Summary: Strong epidemiological links exist between pork consumption and liver disease. If these links reflect cause and effect, one culprit might be N-nitroso compounds, which are found abundantly in processed pork products cooked at high temperatures.
For years, pork's precautionary motto was "well-done or bust," a consequence of fears about trichinosis, a type of roundworm infection that ravaged pork consumers throughout much of the 20th century (73).
Thanks to changes in feeding practices, farm hygiene and quality control, pig-borne trichinosis has dropped off the radar, inviting pink pork back onto the menu.
But pork's relaxed heat rules may have opened the doors for a different type of infection — yersiniosis, which is caused by Yersinia bacteria. In the US alone, Yersinia causes 35 deaths and almost 117,000 cases of food poisoning each year (74). Its chief entry route for humans? Undercooked pork.
Yersiniosis's acute symptoms are rough enough — fever, pain, bloody diarrhea — but its long-term consequences are what should really ring alarm bells. Victims of Yersinia poisoning face a 47-times higher risk of reactive arthritis, a type of inflammatory joint disease triggered by infection (75).
And in the less-common instances where Yersinia doesn't bring the typical feverish, diarrheic unpleasantries? Reactive arthritis can develop even when the original infection was asymptomatic, leaving some victims unaware that their arthritis is a consequence of food-borne illness (78).
Although reactive arthritis usually subsides on its own over time, Yersinia victims remain at higher risk of chronic joint problems, including ankylosing spondylitis, sacroiliitis, tenosynovitis and rheumatoid arthritis, for years on end (79, 80, 81).
Some evidence suggests that Yersinia can lead to neurological complications (82). Infected individuals with iron overload may be at higher risk of multiple liver abscesses, potentially leading to death (83, 84, 85). And among people who are genetically susceptible, anterior uveitis, inflammation of the eye's iris, is also more likely following a bout of Yersinia (86, 87).
The solution? Bring on the heat. The majority of pork products (69% of tested samples, according to a Consumer Reports analysis) are contaminated with Yersinia bacteria, and the only way to safeguard against infection is through proper cooking. An internal temperature of at least 145°F for whole pork and 160°F for ground pork is necessary to decimate any lingering pathogen.
Summary: Undercooked pork can transmit Yersinia bacteria, causing short-term illness and raising the risk of reactive arthritis, chronic joint conditions, Graves’ disease and other complications.
So, should health-savvy omnivores scrap pork from the menu?
The jury's still out. For two of pork's problems — hepatitis E and Yersinia — aggressive cooking and safe handling are enough to minimize the risk. And due to a shortage of controlled, pork-centric research capable of establishing causation, pork's other red flags spring from epidemiology — a field rife with confounders and unjustified confidence.
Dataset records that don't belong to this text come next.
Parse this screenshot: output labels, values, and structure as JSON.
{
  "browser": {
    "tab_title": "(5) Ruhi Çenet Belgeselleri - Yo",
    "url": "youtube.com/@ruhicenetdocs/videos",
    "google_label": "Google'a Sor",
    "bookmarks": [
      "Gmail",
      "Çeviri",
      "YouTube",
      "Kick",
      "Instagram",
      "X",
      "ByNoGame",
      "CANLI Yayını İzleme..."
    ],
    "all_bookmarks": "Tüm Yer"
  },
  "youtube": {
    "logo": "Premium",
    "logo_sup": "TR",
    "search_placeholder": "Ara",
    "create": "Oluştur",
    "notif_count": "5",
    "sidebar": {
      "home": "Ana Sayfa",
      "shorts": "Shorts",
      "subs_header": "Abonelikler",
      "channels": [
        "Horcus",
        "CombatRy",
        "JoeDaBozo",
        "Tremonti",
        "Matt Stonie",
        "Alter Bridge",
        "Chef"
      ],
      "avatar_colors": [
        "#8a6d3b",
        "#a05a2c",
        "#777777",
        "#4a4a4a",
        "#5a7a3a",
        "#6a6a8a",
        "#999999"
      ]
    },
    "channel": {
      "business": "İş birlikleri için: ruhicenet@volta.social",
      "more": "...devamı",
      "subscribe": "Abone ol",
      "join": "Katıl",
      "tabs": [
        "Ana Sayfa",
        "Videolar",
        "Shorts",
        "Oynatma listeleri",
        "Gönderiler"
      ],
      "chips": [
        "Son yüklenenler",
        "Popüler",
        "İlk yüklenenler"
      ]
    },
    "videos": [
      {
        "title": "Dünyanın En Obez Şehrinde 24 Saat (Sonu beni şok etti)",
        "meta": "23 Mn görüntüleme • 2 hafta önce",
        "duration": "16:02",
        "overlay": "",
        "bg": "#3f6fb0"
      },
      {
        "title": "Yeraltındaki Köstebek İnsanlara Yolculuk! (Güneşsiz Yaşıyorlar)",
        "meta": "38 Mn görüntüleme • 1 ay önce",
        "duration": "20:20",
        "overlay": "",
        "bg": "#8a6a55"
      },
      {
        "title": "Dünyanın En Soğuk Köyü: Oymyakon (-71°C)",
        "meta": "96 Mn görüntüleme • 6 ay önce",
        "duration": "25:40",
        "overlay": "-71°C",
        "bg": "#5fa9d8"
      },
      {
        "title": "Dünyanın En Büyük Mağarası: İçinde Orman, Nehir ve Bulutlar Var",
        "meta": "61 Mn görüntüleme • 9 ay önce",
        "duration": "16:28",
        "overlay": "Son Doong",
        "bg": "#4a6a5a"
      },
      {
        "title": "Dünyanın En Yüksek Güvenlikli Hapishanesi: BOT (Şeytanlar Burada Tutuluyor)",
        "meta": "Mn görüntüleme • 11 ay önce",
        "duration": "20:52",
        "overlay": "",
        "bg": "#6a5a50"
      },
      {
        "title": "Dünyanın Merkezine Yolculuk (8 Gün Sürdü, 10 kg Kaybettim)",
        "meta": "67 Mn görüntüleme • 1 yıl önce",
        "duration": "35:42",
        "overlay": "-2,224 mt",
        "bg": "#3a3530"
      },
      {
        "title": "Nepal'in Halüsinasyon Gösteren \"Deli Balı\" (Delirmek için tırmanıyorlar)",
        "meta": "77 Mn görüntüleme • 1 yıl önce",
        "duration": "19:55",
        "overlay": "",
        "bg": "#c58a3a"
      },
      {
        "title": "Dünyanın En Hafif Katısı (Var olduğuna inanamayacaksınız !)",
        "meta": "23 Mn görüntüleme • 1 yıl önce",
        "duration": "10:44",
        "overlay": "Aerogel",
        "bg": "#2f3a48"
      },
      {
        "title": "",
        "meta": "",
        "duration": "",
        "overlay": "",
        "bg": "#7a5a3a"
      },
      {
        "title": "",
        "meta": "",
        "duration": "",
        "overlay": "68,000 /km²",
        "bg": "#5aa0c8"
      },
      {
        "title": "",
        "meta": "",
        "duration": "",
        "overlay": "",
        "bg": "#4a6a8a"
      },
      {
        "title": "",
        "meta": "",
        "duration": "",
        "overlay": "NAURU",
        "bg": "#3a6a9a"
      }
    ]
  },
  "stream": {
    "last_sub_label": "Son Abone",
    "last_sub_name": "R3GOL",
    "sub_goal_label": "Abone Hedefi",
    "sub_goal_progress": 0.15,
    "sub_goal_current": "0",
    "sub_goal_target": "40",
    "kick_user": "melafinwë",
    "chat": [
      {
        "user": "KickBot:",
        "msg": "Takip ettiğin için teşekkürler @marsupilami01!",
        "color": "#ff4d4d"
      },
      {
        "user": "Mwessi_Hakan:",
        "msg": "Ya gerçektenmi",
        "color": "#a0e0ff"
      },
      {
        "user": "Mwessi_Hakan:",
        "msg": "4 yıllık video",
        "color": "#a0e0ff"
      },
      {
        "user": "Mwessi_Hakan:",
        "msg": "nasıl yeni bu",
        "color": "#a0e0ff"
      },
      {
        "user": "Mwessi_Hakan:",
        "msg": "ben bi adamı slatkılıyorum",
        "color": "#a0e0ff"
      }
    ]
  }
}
Worse, many diet-and-disease studies lump pork together with other types of red meat, diluting whatever associations might exist with pork alone.
These issues make it hard to isolate the health effects of pig-derived products and determine the safety of their consumption.
That being said, caution is probably warranted. The sheer magnitude, consistency and mechanistic plausibility of pork's connection with several serious diseases make the chances of a true risk more likely.
Until further research is available, you might want to think twice about going hog-wild on pork.